> couldn't you encourage the organisers of the Unicode conference to offer
> a greatly reduced rate for participants from economically disadvantaged
> countries? I'm sure that Mr. Garibashvili is not the only one who is in
> this situation. I believe the financial loss to the conference organisers
> would be minimal since many potential participants from such countries
> just could not pay the higher rates (which amounts of several months'
> up to several years' salary).
There is no substitute for physical attendance by certain national
representatives, so this is only a partial solution, but I think it
would be a great goal to work toward putting as much of the conference
on the web as possible. The sponsors of the conference might consider
devoting a portion of their resources to using the medium being
discussed--computers--as a medium.
It could begin with the conference proceedings in HTML format, then
slides and summaries of the talks could be provided, and at some point
the presentations themselves (preferably in Shockwave format to create a

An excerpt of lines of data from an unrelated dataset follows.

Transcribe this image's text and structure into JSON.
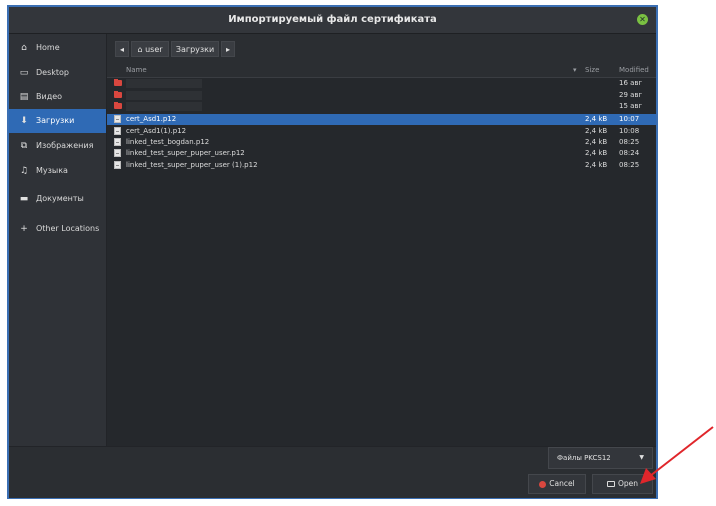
{
  "window": {
    "title": "Импортируемый файл сертификата",
    "close_icon": "close-icon"
  },
  "sidebar": {
    "items": [
      {
        "label": "Home",
        "icon": "home-icon"
      },
      {
        "label": "Desktop",
        "icon": "desktop-icon"
      },
      {
        "label": "Видео",
        "icon": "video-icon"
      },
      {
        "label": "Загрузки",
        "icon": "download-icon",
        "active": true
      },
      {
        "label": "Изображения",
        "icon": "image-icon"
      },
      {
        "label": "Музыка",
        "icon": "music-icon"
      },
      {
        "label": "Документы",
        "icon": "folder-icon"
      },
      {
        "label": "Other Locations",
        "icon": "plus-icon"
      }
    ]
  },
  "pathbar": {
    "back": "◂",
    "forward": "▸",
    "crumbs": [
      "user",
      "Загрузки"
    ]
  },
  "columns": {
    "name": "Name",
    "size": "Size",
    "modified": "Modified"
  },
  "files": [
    {
      "type": "folder",
      "name": "",
      "size": "",
      "modified": "16 авг"
    },
    {
      "type": "folder",
      "name": "",
      "size": "",
      "modified": "29 авг"
    },
    {
      "type": "folder",
      "name": "",
      "size": "",
      "modified": "15 авг"
    },
    {
      "type": "file",
      "name": "cert_Asd1.p12",
      "size": "2,4 kB",
      "modified": "10:07",
      "selected": true
    },
    {
      "type": "file",
      "name": "cert_Asd1(1).p12",
      "size": "2,4 kB",
      "modified": "10:08"
    },
    {
      "type": "file",
      "name": "linked_test_bogdan.p12",
      "size": "2,4 kB",
      "modified": "08:25"
    },
    {
      "type": "file",
      "name": "linked_test_super_puper_user.p12",
      "size": "2,4 kB",
      "modified": "08:24"
    },
    {
      "type": "file",
      "name": "linked_test_super_puper_user (1).p12",
      "size": "2,4 kB",
      "modified": "08:25"
    }
  ],
  "filter": {
    "label": "Файлы PKCS12"
  },
  "buttons": {
    "cancel": "Cancel",
    "open": "Open"
  },
  "colors": {
    "accent": "#2f6ab5",
    "annotation_arrow": "#e0262b"
  }
}
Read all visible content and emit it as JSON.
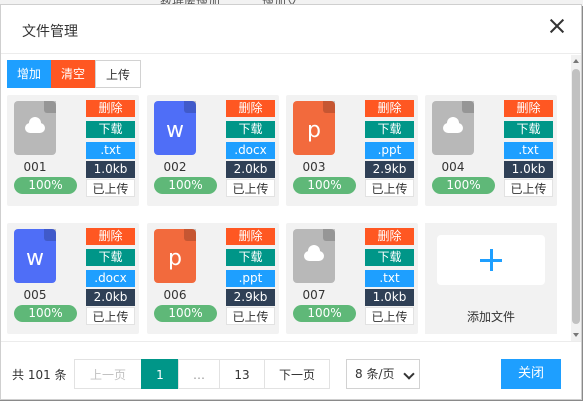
{
  "background": {
    "peek_text_left": "数据库增加",
    "peek_text_right": "增加文"
  },
  "dialog": {
    "title": "文件管理",
    "close_icon": "close-icon"
  },
  "toolbar": {
    "add_label": "增加",
    "clear_label": "清空",
    "upload_label": "上传"
  },
  "actions": {
    "delete_label": "删除",
    "download_label": "下载"
  },
  "files": [
    {
      "name": "001",
      "type": "generic",
      "ext": ".txt",
      "size": "1.0kb",
      "progress": "100%",
      "status": "已上传",
      "color": "#b8b8b8"
    },
    {
      "name": "002",
      "type": "word",
      "ext": ".docx",
      "size": "2.0kb",
      "progress": "100%",
      "status": "已上传",
      "color": "#4f6ef7"
    },
    {
      "name": "003",
      "type": "ppt",
      "ext": ".ppt",
      "size": "2.9kb",
      "progress": "100%",
      "status": "已上传",
      "color": "#f26a3d"
    },
    {
      "name": "004",
      "type": "generic",
      "ext": ".txt",
      "size": "1.0kb",
      "progress": "100%",
      "status": "已上传",
      "color": "#b8b8b8"
    },
    {
      "name": "005",
      "type": "word",
      "ext": ".docx",
      "size": "2.0kb",
      "progress": "100%",
      "status": "已上传",
      "color": "#4f6ef7"
    },
    {
      "name": "006",
      "type": "ppt",
      "ext": ".ppt",
      "size": "2.9kb",
      "progress": "100%",
      "status": "已上传",
      "color": "#f26a3d"
    },
    {
      "name": "007",
      "type": "generic",
      "ext": ".txt",
      "size": "1.0kb",
      "progress": "100%",
      "status": "已上传",
      "color": "#b8b8b8"
    }
  ],
  "add_file": {
    "label": "添加文件"
  },
  "pagination": {
    "total_text": "共 101 条",
    "prev_label": "上一页",
    "current_page": "1",
    "ellipsis": "…",
    "last_page": "13",
    "next_label": "下一页",
    "page_size_selected": "8 条/页"
  },
  "footer": {
    "close_label": "关闭"
  },
  "colors": {
    "primary": "#1e9fff",
    "danger": "#ff5722",
    "teal": "#009688",
    "dark": "#2f4056",
    "success": "#5fb878"
  }
}
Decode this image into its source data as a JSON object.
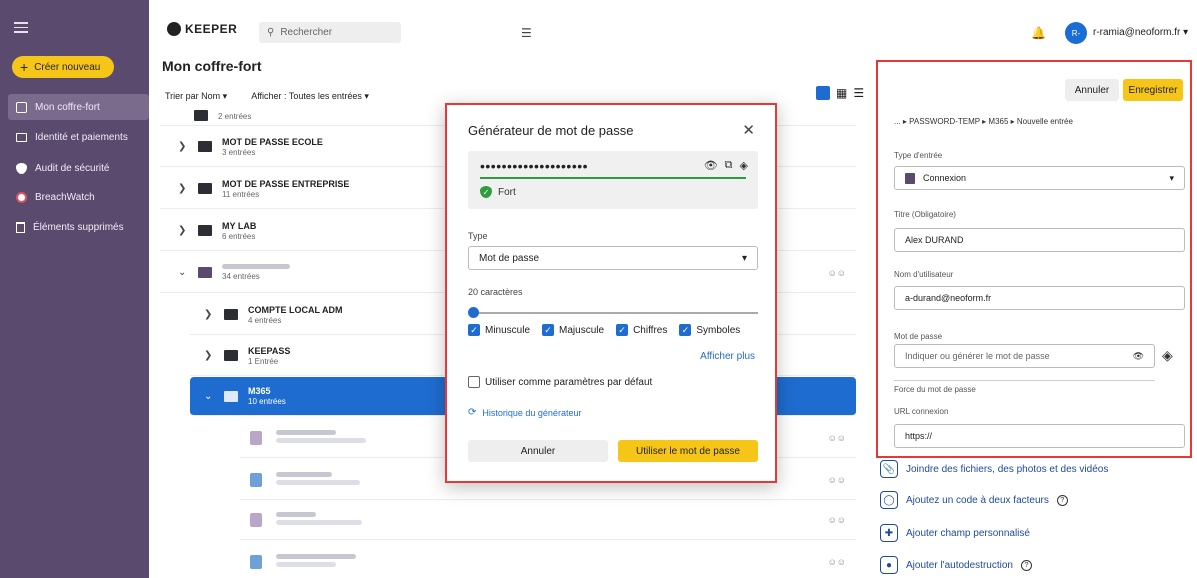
{
  "sidebar": {
    "create_label": "Créer nouveau",
    "items": [
      {
        "label": "Mon coffre-fort",
        "icon": "vault-icon"
      },
      {
        "label": "Identité et paiements",
        "icon": "card-icon"
      },
      {
        "label": "Audit de sécurité",
        "icon": "shield-icon"
      },
      {
        "label": "BreachWatch",
        "icon": "breachwatch-icon"
      },
      {
        "label": "Éléments supprimés",
        "icon": "trash-icon"
      }
    ]
  },
  "header": {
    "logo": "KEEPER",
    "search_placeholder": "Rechercher",
    "user_initials": "R-",
    "user_email": "r-ramia@neoform.fr ▾"
  },
  "vault": {
    "title": "Mon coffre-fort",
    "sort_label": "Trier par Nom ▾",
    "show_label": "Afficher : Toutes les entrées ▾"
  },
  "folders": [
    {
      "title": "",
      "sub": "2 entrées"
    },
    {
      "title": "MOT DE PASSE ECOLE",
      "sub": "3 entrées"
    },
    {
      "title": "MOT DE PASSE ENTREPRISE",
      "sub": "11 entrées"
    },
    {
      "title": "MY LAB",
      "sub": "6 entrées"
    },
    {
      "title": "",
      "sub": "34 entrées"
    },
    {
      "title": "COMPTE LOCAL ADM",
      "sub": "4 entrées"
    },
    {
      "title": "KEEPASS",
      "sub": "1 Entrée"
    },
    {
      "title": "M365",
      "sub": "10 entrées"
    }
  ],
  "generator": {
    "title": "Générateur de mot de passe",
    "password": "••••••••••••••••••••",
    "strength": "Fort",
    "type_label": "Type",
    "type_value": "Mot de passe",
    "length_label": "20 caractères",
    "options": [
      "Minuscule",
      "Majuscule",
      "Chiffres",
      "Symboles"
    ],
    "show_more": "Afficher plus",
    "default_label": "Utiliser comme paramètres par défaut",
    "history_label": "Historique du générateur",
    "cancel_label": "Annuler",
    "use_label": "Utiliser le mot de passe"
  },
  "panel": {
    "cancel_label": "Annuler",
    "save_label": "Enregistrer",
    "breadcrumb": "... ▸ PASSWORD-TEMP ▸ M365 ▸ Nouvelle entrée",
    "entry_type_label": "Type d'entrée",
    "entry_type_value": "Connexion",
    "title_label": "Titre (Obligatoire)",
    "title_value": "Alex DURAND",
    "username_label": "Nom d'utilisateur",
    "username_value": "a-durand@neoform.fr",
    "password_label": "Mot de passe",
    "password_placeholder": "Indiquer ou générer le mot de passe",
    "strength_label": "Force du mot de passe",
    "url_label": "URL connexion",
    "url_value": "https://"
  },
  "actions": [
    {
      "label": "Joindre des fichiers, des photos et des vidéos",
      "icon": "paperclip-icon"
    },
    {
      "label": "Ajoutez un code à deux facteurs",
      "icon": "two-factor-icon"
    },
    {
      "label": "Ajouter champ personnalisé",
      "icon": "custom-field-icon"
    },
    {
      "label": "Ajouter l'autodestruction",
      "icon": "self-destruct-icon"
    }
  ],
  "colors": {
    "sidebar": "#5a4a6e",
    "accent_yellow": "#f5c518",
    "accent_blue": "#1f6cd0",
    "highlight_red": "#e53935",
    "strength_green": "#2f9d3d"
  }
}
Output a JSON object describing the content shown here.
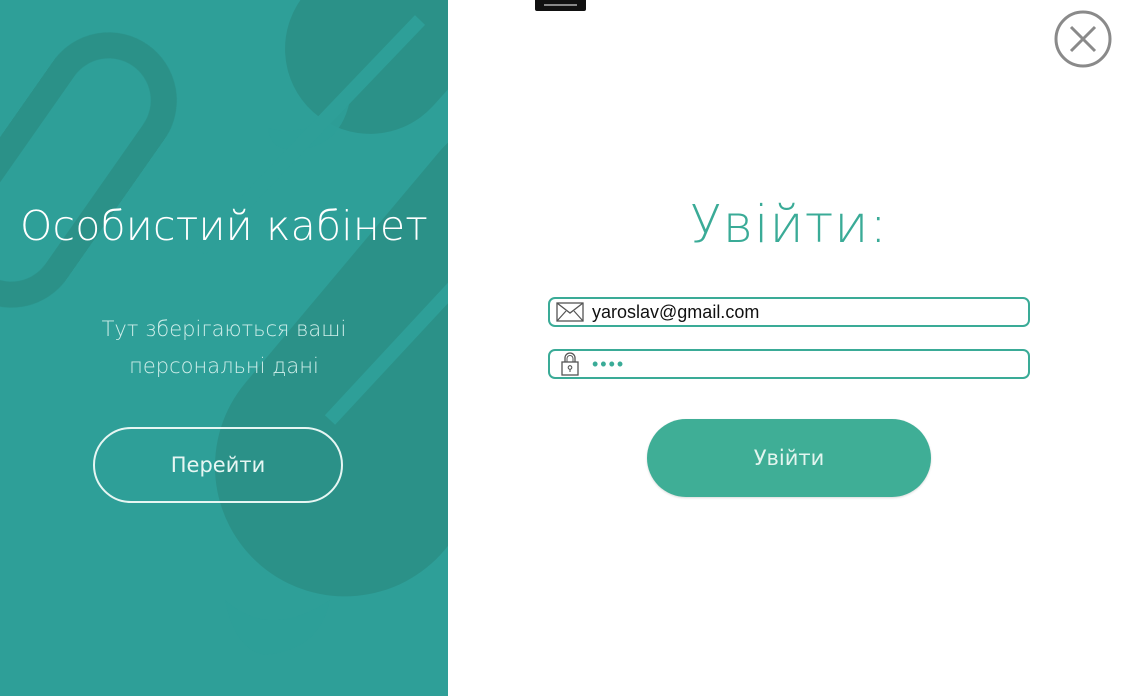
{
  "left_panel": {
    "title": "Особистий кабінет",
    "subtitle_line1": "Тут зберігаються ваші",
    "subtitle_line2": "персональні дані",
    "go_button_label": "Перейти",
    "background_color": "#2e9f98",
    "decor_icon": "pill-capsule-icon"
  },
  "login": {
    "title": "Увійти:",
    "email_value": "yaroslav@gmail.com",
    "email_icon": "envelope-icon",
    "password_value": "••••",
    "password_icon": "padlock-icon",
    "button_label": "Увійти",
    "accent_color": "#3aab97"
  },
  "window": {
    "close_icon": "close-circle-icon"
  }
}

navigable sync'ed combination of slides and audio) could be made
available as archives.
Carrying the conference live via RealAudio could also allow questions to
be accepted via email during the Q&A sessions, an increasingly popular
format that even some radio talk shows have begun to adopt. These
questions, sometimes submitted in advance, would be perused by a
moderator who would then pose the good ones (or questions representing
common themes) to the speaker.
Again, this is only a partial solution, especially because those
countries having the hardest time sending representatives also tend to
be those having the hardest time accessing the Internet. Even so, unlike
conferences on literature, drug policy, or medicine, those interested in
the details presented at Unicode conferences are nearly all
sophisticated computer users. It seems to me that the Internet is a
superb medium if your goal is to convey information to the most
sophisticated computer users in as many of the world's countries as
This archive was generated by hypermail 2.1.2 : Tue Jul 10 2001 - 17:20:33 EDT